When you are doing this, remember that everything takes longer than you think, so don’t box yourself in – build in time for Murphy’s law – what can go wrong, will go wrong.  Much depends too on the steps you want to take – do you want to have your text copy edited (something I recommend because if nothing else it is a fresh pair of eyes looking at your work. ) then you need to allow time for that to happen. 

The actual production takes time too.  Check with who you want to print your book on the typical amount of time that this will take.

This post is part two of a series on writing books by Anne Day, President of Full Circle Publishing and author/editor of five books on Women and Entrepreneurship.  Her next book, co-authored with Amy Vodarek will be coming out in Spring, 2017

Wednesday, January 4, 2017

So you want to write a book? - Part 1

Getting started.

Over 80 percent of North Americans feel they have a book in them, a book they need to write.  Yet how many see the light of day?  Not many.

What holds people back from sending their words out into the world?   Much of it is tied into their lack of knowledge and confidence that they can do it.  They question their ability to write, never mind write well and time becomes a real challenging factor.  

How can they fit it into an already jam-packed schedule?  Take all this and it is easy to see how overwhelming this can all be and so they don’t even start.

This is an instance when you just have to start, taking it one step at a time. Maybe it requires you to step away from your usual routine and spend some quiet time thinking about your book.  What will it be about?  Who will want to read it? What are your key messages?  Why do you want to write it?

When you have come up with your answers to these questions, you have a foundation upon which to build and start your book.  One of your first steps needs to be to start writing. Regularly.  You need to strengthen your writing muscle and so writing every day helps hone your writing skills.

It doesn’t have to be lengthy epistles but if you can move towards 500 words a day, you will be surprised at how much easier it becomes to put words on paper.  Think about when you are most creative – are you a morning person or a night owl?  Is there a spot in your home or office that stirs up your creative juices. 

For example I am an early bird and I enjoy the quiet of my home office at the farm.  But for others, the hustle and bustle of a Starbucks is just what they need to get writing.

Wherever you chose, schedule your time to write on a daily basis. Writing a book is all about discipline, you need to block off your time to write. Now a word about those words.  Don’t edit as you go along, that comes later. What you want to do is to just go with the flow and get writing. 

And reading.  It helps to read work done by other writers.  Find people you want to follow and start observing how they write.  How do they describe situations?  Can you picture in your mind what is happening or how the person is feeling?  Make note of what works for you as the reader.

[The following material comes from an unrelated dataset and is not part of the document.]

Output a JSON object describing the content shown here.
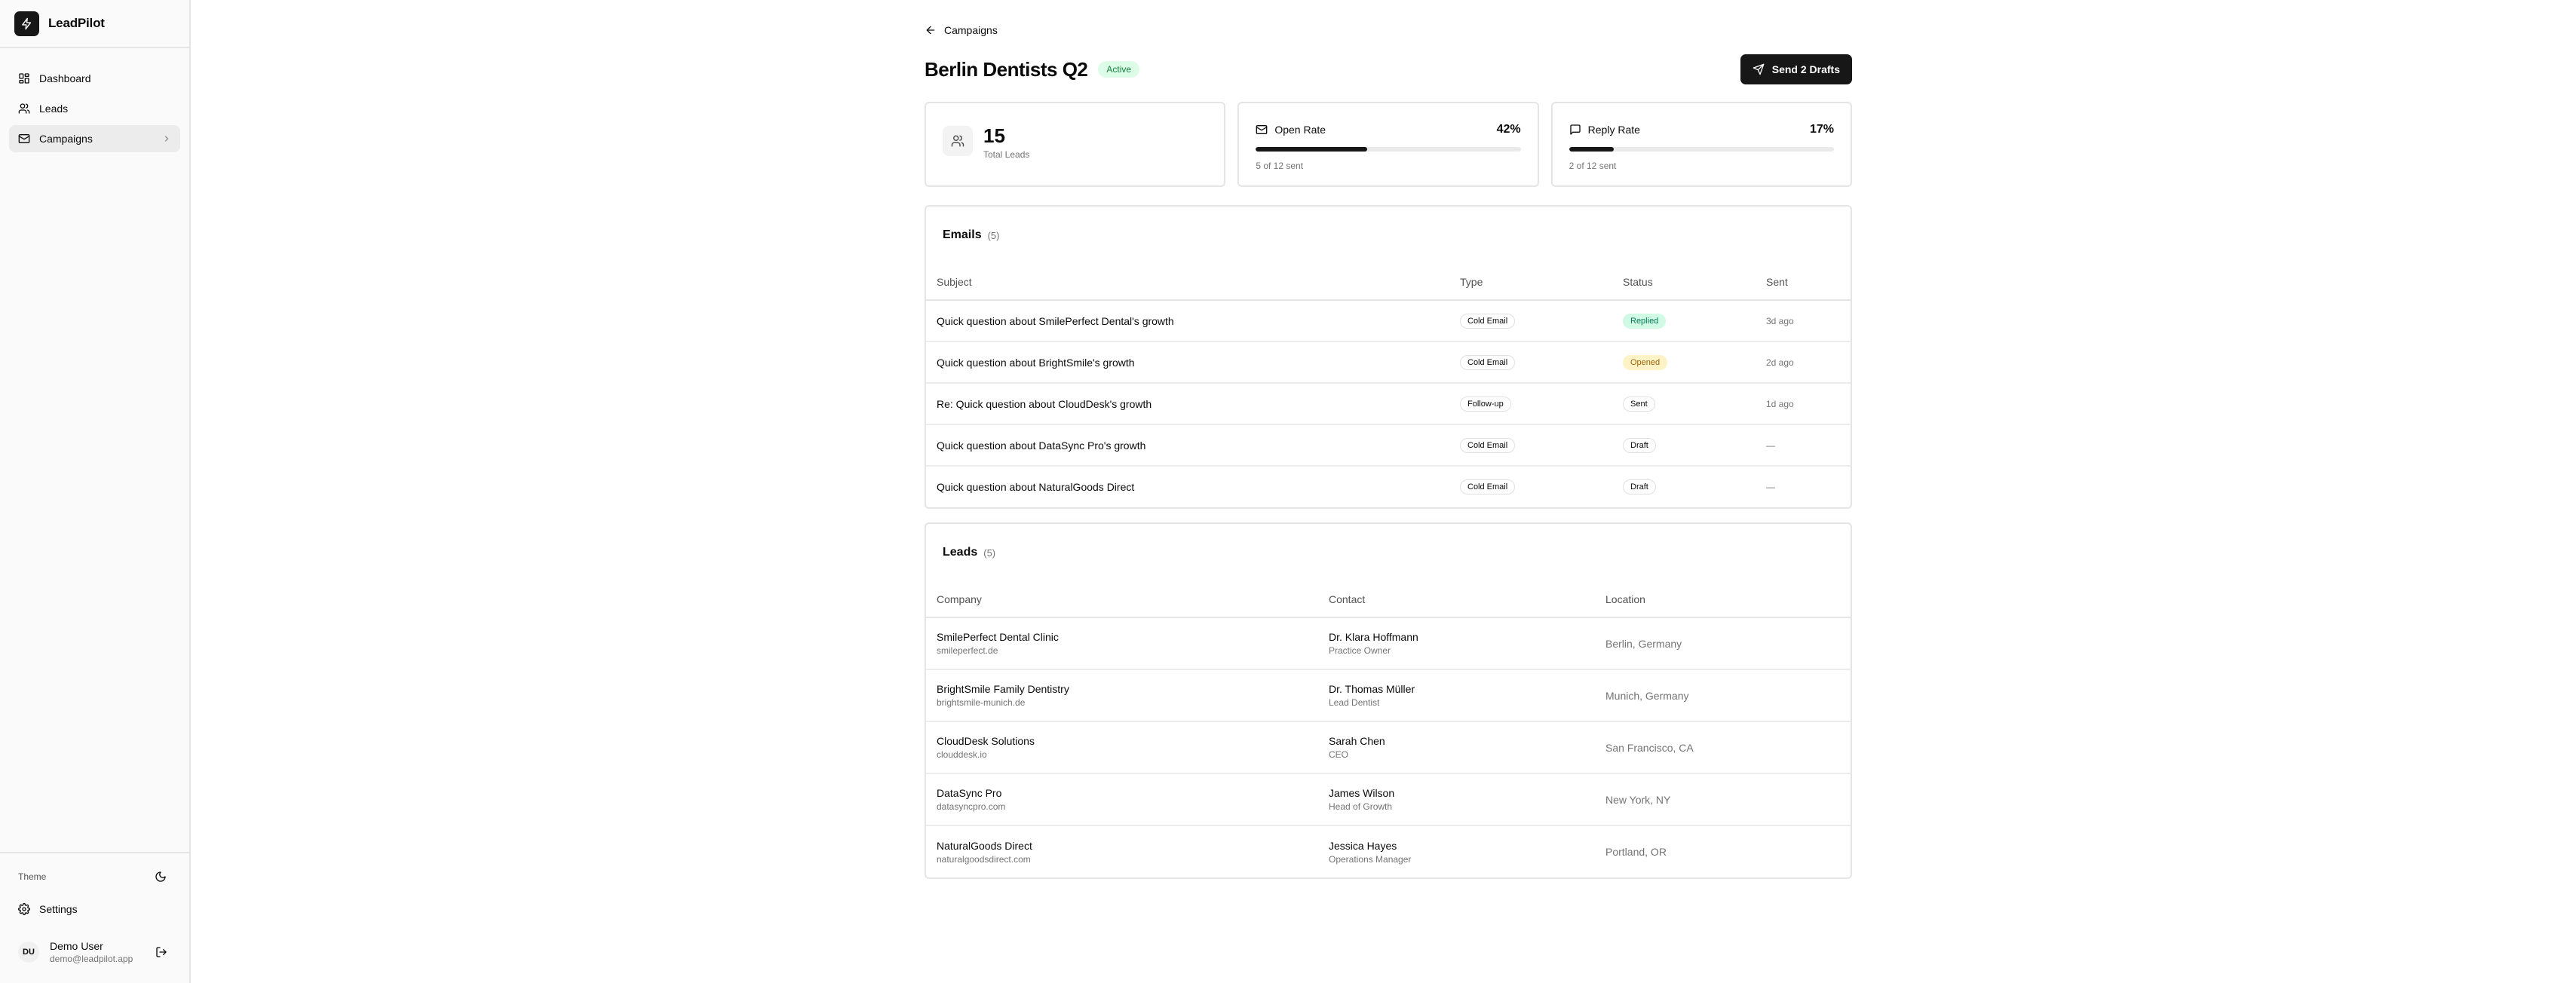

This post is part one of a series on writing books by Anne Day, President of Full Circle Publishing and author/editor of five books on Women and Entrepreneurship.  Her next book, co-authored with Amy Vodarek will be coming out in Spring, 2017